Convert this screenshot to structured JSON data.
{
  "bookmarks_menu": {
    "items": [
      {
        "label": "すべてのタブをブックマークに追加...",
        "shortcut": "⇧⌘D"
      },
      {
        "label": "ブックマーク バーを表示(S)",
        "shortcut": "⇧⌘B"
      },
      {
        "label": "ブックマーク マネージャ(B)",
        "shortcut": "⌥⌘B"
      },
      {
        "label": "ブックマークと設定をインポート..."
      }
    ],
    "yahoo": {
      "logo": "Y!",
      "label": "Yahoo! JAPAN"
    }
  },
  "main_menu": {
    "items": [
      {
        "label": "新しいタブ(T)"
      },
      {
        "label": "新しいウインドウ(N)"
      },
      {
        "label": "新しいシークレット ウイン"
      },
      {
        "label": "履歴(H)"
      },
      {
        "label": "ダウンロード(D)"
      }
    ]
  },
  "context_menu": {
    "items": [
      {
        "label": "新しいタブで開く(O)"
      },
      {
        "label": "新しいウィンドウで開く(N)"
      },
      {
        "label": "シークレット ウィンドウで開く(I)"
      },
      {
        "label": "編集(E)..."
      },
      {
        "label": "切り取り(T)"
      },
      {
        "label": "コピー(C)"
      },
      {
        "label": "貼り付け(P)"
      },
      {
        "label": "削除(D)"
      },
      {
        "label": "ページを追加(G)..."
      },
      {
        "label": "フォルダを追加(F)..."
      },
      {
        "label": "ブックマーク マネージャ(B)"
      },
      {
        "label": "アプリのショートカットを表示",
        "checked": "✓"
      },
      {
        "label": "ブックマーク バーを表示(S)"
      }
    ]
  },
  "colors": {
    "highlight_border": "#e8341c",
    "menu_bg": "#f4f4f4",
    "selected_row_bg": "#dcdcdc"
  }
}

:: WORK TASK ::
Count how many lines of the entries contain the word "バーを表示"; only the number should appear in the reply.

:: REPLY ::
2